Task brief
Which lines of the entries hold the string "from"? Copy each one.

***** Source material *****

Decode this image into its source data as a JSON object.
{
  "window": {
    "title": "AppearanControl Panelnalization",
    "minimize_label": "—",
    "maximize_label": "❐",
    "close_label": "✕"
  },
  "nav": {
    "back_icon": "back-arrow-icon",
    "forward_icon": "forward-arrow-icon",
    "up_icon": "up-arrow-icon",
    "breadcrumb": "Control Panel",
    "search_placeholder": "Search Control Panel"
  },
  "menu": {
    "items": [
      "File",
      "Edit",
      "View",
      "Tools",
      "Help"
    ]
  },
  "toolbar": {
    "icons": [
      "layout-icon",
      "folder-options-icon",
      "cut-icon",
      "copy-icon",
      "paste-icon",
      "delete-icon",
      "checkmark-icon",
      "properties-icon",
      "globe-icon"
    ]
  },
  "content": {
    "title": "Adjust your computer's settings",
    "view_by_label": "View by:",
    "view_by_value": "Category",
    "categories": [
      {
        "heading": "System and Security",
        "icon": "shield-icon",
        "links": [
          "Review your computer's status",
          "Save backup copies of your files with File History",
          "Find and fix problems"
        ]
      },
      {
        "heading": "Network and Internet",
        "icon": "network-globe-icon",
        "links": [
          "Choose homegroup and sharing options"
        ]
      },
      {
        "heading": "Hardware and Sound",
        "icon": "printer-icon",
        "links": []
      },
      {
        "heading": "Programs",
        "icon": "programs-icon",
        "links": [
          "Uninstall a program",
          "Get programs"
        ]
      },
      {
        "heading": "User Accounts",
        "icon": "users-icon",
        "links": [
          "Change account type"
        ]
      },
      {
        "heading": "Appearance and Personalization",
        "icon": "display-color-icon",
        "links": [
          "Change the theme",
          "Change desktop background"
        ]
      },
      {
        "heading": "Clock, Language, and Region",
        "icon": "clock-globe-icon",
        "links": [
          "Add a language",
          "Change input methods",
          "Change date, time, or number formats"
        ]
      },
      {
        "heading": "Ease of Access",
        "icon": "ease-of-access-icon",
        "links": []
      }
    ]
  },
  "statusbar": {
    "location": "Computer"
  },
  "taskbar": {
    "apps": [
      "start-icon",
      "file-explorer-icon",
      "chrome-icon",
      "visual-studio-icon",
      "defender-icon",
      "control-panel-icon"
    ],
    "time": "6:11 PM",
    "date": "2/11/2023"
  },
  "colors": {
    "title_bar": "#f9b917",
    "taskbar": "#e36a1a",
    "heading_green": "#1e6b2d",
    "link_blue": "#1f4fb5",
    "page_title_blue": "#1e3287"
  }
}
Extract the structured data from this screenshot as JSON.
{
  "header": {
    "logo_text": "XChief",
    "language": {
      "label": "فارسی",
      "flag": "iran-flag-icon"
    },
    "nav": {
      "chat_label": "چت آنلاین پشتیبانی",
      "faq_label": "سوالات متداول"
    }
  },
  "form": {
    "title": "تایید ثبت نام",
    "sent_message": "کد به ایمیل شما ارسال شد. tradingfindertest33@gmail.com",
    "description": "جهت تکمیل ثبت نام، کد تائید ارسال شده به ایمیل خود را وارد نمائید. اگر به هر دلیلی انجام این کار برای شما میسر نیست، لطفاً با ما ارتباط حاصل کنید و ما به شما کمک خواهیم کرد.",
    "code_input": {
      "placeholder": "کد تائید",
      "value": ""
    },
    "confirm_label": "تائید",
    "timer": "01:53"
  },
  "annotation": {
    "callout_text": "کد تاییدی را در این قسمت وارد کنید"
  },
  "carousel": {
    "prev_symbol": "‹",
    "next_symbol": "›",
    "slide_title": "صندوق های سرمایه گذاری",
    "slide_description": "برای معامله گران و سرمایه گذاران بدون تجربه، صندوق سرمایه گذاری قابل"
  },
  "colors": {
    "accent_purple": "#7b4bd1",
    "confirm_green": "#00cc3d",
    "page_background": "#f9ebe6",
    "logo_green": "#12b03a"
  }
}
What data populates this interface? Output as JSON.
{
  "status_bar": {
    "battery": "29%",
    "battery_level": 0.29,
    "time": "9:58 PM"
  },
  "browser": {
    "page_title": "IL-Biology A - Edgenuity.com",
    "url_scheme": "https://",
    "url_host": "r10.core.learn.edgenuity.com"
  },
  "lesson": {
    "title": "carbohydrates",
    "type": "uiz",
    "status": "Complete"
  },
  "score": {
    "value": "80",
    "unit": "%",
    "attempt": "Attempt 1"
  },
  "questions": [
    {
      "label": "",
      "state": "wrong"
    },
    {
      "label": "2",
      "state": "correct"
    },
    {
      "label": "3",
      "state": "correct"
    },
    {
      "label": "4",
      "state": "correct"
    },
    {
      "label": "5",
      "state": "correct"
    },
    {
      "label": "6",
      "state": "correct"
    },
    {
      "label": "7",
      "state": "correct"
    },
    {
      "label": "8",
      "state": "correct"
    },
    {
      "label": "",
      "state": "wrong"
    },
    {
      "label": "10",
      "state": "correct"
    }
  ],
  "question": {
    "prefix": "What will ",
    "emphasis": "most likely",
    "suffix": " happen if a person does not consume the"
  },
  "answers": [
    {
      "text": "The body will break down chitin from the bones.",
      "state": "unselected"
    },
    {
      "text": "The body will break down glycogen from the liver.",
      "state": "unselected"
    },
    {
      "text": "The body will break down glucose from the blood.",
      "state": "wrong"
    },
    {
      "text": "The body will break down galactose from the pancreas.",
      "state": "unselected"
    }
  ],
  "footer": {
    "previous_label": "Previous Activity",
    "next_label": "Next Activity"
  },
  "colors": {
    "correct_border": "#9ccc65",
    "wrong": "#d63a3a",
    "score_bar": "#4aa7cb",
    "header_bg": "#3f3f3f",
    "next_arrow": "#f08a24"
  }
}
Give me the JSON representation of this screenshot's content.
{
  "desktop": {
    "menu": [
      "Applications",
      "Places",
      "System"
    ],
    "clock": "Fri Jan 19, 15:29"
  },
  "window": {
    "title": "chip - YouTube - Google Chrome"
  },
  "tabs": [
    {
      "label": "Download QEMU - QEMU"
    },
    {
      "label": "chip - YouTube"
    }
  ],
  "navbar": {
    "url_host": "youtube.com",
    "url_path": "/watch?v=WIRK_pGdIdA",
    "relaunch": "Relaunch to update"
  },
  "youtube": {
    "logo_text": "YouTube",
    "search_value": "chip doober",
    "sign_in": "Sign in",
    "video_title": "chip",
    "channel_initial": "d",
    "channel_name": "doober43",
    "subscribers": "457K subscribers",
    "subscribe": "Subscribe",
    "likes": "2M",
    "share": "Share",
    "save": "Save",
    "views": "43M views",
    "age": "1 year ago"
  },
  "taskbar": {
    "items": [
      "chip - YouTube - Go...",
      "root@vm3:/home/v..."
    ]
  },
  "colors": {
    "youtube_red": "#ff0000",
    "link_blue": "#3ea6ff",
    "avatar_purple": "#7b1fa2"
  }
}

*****

Your solution
Extract the structured data from this screenshot as JSON.
      "text": "The body will break down chitin from the bones.",
      "text": "The body will break down glycogen from the liver.",
      "text": "The body will break down glucose from the blood.",
      "text": "The body will break down galactose from the pancreas.",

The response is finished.